Minor allergic reactions are often treated by over-the-counter remedies and medication, which can be purchased without a prescription at chemist.net. These include antihistamines such as: cetirizine or loratadine.
Antihistamines reduce the histamine your body produces during an allergic reaction from causing allergic symptoms. They can be used to prevent an allergic reaction or can be taken as and when you begin to feel the symptoms. Always ask your pharmacist or GP for advice about suitability before starting a new medication.
More specific allergies, for example hay fever might require other specific treatments. These have been covered in more detail in a separate article, but this is a brief summary
- Antihistamine tablets and syrups
- Antihistamine nasal sprays
- Nasal corticosteroids – to reduce inflammation in nasal passages
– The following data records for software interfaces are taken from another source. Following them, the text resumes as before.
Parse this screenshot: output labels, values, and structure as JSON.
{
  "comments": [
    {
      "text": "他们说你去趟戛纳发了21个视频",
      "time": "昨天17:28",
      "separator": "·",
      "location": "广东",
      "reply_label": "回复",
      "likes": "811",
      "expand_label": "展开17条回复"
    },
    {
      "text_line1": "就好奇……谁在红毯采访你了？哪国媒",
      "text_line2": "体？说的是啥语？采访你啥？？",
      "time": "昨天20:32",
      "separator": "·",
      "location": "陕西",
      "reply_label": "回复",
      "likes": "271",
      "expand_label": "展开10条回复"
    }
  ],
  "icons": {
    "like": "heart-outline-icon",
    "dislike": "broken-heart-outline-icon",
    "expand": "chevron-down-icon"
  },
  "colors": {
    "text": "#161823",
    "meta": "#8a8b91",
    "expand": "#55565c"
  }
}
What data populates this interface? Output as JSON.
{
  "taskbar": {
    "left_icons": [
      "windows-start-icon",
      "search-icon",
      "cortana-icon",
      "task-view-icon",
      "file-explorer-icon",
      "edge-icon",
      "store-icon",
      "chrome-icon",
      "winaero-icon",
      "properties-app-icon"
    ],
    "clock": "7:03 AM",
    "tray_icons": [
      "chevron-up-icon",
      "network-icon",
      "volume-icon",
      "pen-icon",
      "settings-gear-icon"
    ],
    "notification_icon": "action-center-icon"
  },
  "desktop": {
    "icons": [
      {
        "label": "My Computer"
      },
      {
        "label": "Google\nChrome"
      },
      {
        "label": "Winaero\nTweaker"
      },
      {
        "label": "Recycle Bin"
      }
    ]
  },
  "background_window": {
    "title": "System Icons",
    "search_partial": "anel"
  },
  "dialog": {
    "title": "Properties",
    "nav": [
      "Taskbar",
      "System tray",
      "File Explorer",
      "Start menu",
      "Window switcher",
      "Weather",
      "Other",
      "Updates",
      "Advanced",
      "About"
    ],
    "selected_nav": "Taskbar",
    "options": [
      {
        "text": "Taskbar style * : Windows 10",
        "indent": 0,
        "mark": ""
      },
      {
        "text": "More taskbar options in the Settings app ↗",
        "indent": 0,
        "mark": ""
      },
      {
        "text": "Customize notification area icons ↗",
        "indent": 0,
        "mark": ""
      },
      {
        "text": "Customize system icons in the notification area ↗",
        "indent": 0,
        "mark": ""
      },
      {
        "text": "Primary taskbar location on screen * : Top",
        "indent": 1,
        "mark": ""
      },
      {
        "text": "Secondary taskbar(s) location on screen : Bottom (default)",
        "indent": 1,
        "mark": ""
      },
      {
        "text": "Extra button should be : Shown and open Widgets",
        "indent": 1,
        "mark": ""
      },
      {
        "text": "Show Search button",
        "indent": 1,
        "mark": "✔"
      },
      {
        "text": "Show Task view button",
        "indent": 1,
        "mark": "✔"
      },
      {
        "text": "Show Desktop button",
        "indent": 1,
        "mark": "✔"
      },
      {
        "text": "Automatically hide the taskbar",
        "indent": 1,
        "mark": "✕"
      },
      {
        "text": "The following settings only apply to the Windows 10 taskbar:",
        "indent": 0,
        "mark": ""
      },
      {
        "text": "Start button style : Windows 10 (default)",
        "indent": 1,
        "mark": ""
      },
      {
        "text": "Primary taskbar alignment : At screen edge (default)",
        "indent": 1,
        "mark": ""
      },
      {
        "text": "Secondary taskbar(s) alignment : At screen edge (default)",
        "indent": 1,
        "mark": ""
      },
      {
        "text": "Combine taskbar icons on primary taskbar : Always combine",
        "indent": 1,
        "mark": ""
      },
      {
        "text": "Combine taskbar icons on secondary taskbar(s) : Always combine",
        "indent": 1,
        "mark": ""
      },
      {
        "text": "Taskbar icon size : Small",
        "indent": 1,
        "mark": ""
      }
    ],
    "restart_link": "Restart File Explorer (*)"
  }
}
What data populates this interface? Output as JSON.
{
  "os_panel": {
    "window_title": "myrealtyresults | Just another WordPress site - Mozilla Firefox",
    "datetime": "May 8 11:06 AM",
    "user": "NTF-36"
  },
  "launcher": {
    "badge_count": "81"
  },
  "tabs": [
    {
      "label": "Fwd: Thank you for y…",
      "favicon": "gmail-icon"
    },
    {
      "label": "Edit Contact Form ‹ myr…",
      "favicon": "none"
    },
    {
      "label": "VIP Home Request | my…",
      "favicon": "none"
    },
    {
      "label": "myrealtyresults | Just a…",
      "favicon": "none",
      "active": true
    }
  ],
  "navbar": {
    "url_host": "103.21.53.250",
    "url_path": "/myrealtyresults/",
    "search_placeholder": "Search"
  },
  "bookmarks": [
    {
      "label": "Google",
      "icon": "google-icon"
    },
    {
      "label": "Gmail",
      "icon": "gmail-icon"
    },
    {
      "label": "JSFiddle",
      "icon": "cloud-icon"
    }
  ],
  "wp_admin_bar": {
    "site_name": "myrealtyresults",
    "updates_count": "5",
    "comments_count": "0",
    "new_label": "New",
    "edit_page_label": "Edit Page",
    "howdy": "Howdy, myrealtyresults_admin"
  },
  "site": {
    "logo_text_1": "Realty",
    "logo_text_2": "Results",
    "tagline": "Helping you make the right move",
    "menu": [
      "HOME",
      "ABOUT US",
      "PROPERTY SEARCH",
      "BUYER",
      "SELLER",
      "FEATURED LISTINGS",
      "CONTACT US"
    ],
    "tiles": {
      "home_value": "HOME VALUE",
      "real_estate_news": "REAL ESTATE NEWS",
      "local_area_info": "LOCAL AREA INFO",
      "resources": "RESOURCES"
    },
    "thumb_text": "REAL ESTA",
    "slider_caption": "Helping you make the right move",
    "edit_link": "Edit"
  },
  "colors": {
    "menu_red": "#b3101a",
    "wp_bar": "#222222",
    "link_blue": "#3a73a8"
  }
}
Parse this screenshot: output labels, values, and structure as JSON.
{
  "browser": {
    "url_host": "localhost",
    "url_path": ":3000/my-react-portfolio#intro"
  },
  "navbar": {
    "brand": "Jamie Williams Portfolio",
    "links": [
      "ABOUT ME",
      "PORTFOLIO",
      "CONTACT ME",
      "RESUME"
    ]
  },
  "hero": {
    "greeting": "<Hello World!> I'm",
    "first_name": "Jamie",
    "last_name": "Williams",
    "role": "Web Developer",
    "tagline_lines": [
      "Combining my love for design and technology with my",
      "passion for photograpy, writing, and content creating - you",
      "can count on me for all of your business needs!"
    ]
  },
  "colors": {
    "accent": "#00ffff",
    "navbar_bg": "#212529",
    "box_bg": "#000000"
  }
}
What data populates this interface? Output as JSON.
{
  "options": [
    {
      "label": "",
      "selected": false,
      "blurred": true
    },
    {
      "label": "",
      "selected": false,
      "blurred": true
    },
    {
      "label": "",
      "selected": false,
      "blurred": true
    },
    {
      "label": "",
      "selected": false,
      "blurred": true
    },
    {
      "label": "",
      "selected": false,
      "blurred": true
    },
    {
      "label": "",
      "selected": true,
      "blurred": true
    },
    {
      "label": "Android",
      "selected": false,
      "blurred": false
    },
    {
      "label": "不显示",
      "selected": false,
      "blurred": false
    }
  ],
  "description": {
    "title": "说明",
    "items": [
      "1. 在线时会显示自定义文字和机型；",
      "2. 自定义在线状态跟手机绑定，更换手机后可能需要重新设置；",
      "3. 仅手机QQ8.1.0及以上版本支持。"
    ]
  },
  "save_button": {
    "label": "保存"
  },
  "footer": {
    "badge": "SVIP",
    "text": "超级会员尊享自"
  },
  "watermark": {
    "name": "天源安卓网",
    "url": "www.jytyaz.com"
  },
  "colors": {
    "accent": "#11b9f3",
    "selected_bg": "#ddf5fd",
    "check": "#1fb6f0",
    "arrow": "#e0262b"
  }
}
- Antihistamine eye drops – for itchy, red, watery eyes
- Decongestants – short-term treatment for a blocked nose caused by an allergic reaction
- Lotions and creams – to treat red and itchy skin
- Steroid medication – reduce inflammation caused by allergic reaction –inhalers for asthma, creams for eczema and nasal sprays can all contain steroids.
- Severe reactions may need oral steroids and emergency adrenaline too if it is a life threatening emergency.
For individuals with severe and persistent allergies who are not able to control their symptoms, desensitisation may be an option. This involves giving the individual immunotherapy injections or tablets containing small doses of the allergen at regular intervals over the course of several years. The aim is to allow your body to get used to the allergen so that over time, it doesn’t produce such a severe allergic reaction. This will not necessarily cure your allergy but may mean you have to take less medication in the future. This form of treatment is usually managed by an allergy specialist.
We hope you’ve got a clearer picture of allergies, the causes and ways to prevent them. If you would like further advice or would like treatment for Fexofenadine, please visit TheDoctorService.co.uk and for other over the counter remedies please visit Chemist.net.
Edited by Dr Kiran Sodha & The Doctor Service